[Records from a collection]
☆ ☆ ☆ ☆

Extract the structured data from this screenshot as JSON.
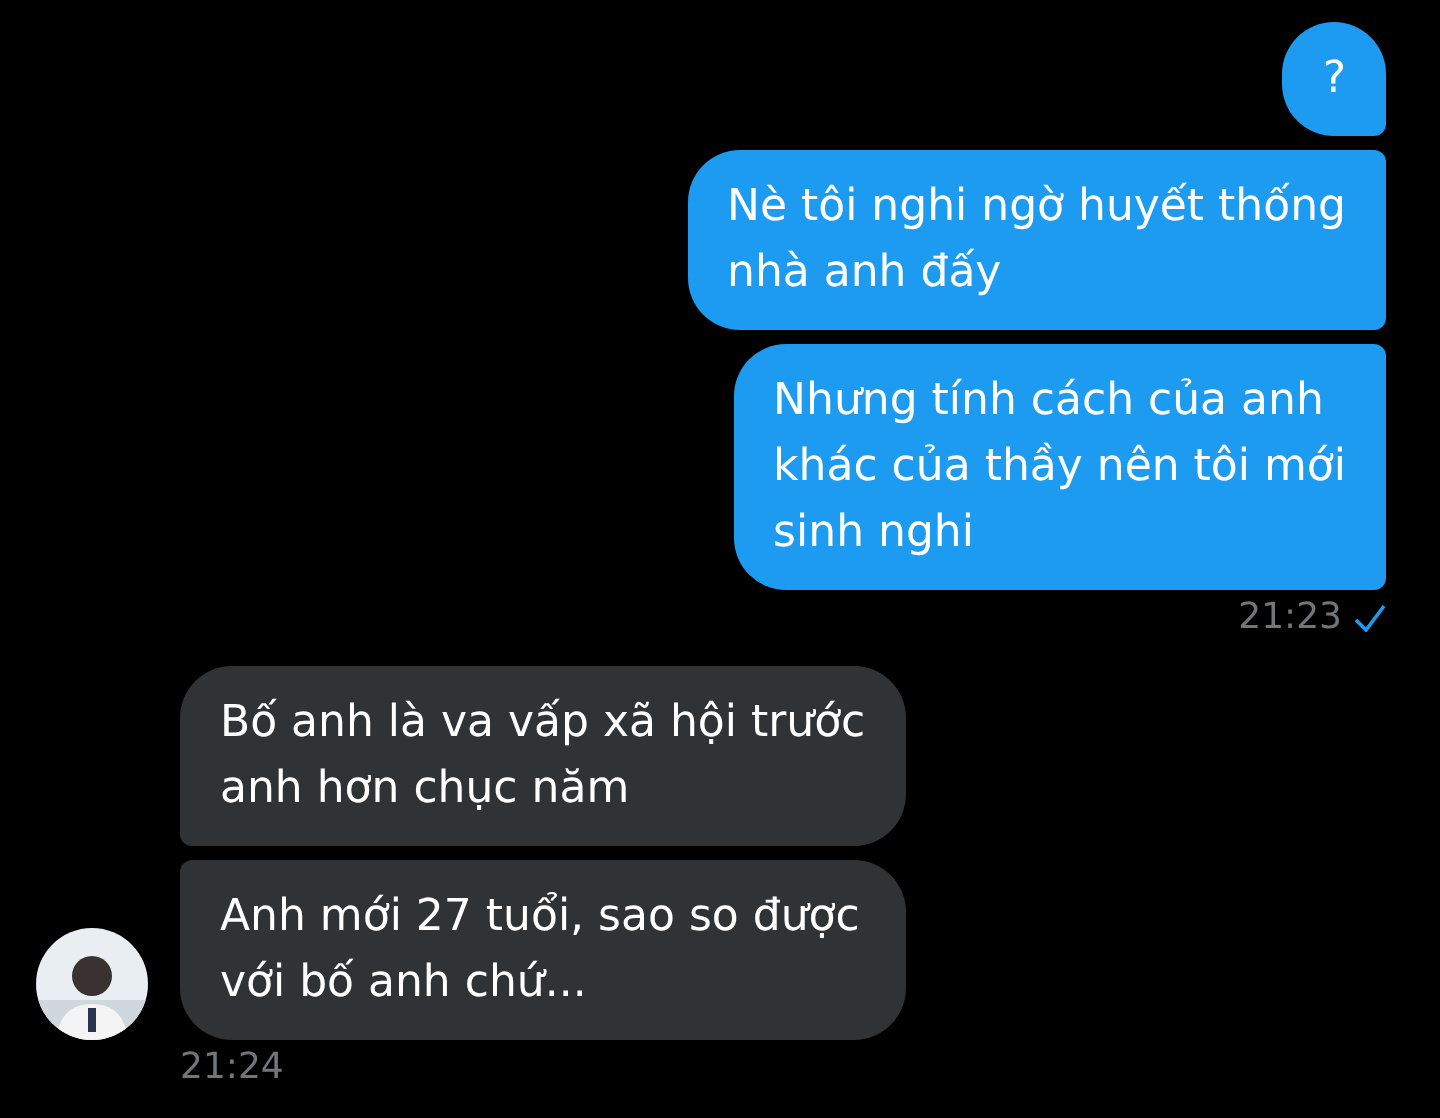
{
  "groups": [
    {
      "kind": "sent",
      "messages": [
        {
          "text": "?"
        },
        {
          "text": "Nè tôi nghi ngờ huyết thống\nnhà anh đấy"
        },
        {
          "text": "Nhưng tính cách của anh\nkhác của thầy nên tôi mới\nsinh nghi"
        }
      ],
      "time": "21:23",
      "read": true
    },
    {
      "kind": "received",
      "messages": [
        {
          "text": "Bố anh là va vấp xã hội trước\nanh hơn chục năm"
        },
        {
          "text": "Anh mới 27 tuổi, sao so được\nvới bố anh chứ..."
        }
      ],
      "time": "21:24"
    }
  ]
}
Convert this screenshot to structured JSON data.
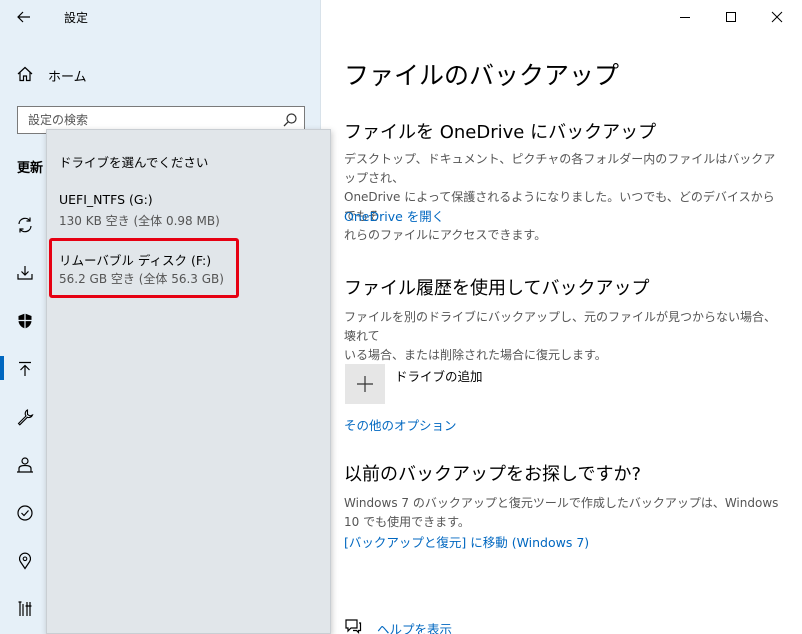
{
  "app": {
    "title": "設定",
    "back_icon": "back-arrow-icon"
  },
  "nav": {
    "home_label": "ホーム",
    "section_label": "更新",
    "icons": [
      "sync-icon",
      "delivery-icon",
      "shield-icon",
      "backup-arrow-icon",
      "wrench-icon",
      "person-recovery-icon",
      "check-circle-icon",
      "location-icon",
      "tools-icon"
    ]
  },
  "search": {
    "placeholder": "設定の検索"
  },
  "flyout": {
    "title": "ドライブを選んでください",
    "drives": [
      {
        "name": "UEFI_NTFS (G:)",
        "info": "130 KB 空き (全体 0.98 MB)"
      },
      {
        "name": "リムーバブル ディスク (F:)",
        "info": "56.2 GB 空き (全体 56.3 GB)"
      }
    ]
  },
  "content": {
    "page_title": "ファイルのバックアップ",
    "onedrive": {
      "heading": "ファイルを OneDrive にバックアップ",
      "line1": "デスクトップ、ドキュメント、ピクチャの各フォルダー内のファイルはバックアップされ、",
      "line2": "OneDrive によって保護されるようになりました。いつでも、どのデバイスからでもそ",
      "line3": "れらのファイルにアクセスできます。",
      "link": "OneDrive を開く"
    },
    "history": {
      "heading": "ファイル履歴を使用してバックアップ",
      "line1": "ファイルを別のドライブにバックアップし、元のファイルが見つからない場合、壊れて",
      "line2": "いる場合、または削除された場合に復元します。",
      "add_drive_label": "ドライブの追加",
      "more_options_link": "その他のオプション"
    },
    "older": {
      "heading": "以前のバックアップをお探しですか?",
      "line1": "Windows 7 のバックアップと復元ツールで作成したバックアップは、Windows",
      "line2": "10 でも使用できます。",
      "link": "[バックアップと復元] に移動 (Windows 7)"
    },
    "help_link": "ヘルプを表示"
  },
  "colors": {
    "accent": "#0067c0",
    "highlight": "#e60012",
    "sidebar_bg": "#e6f0f8"
  }
}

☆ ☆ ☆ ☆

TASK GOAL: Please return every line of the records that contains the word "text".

RESULT FOR THIS TASK:
          "text": "?"
          "text": "Nè tôi nghi ngờ huyết thống\nnhà anh đấy"
          "text": "Nhưng tính cách của anh\nkhác của thầy nên tôi mới\nsinh nghi"
          "text": "Bố anh là va vấp xã hội trước\nanh hơn chục năm"
          "text": "Anh mới 27 tuổi, sao so được\nvới bố anh chứ..."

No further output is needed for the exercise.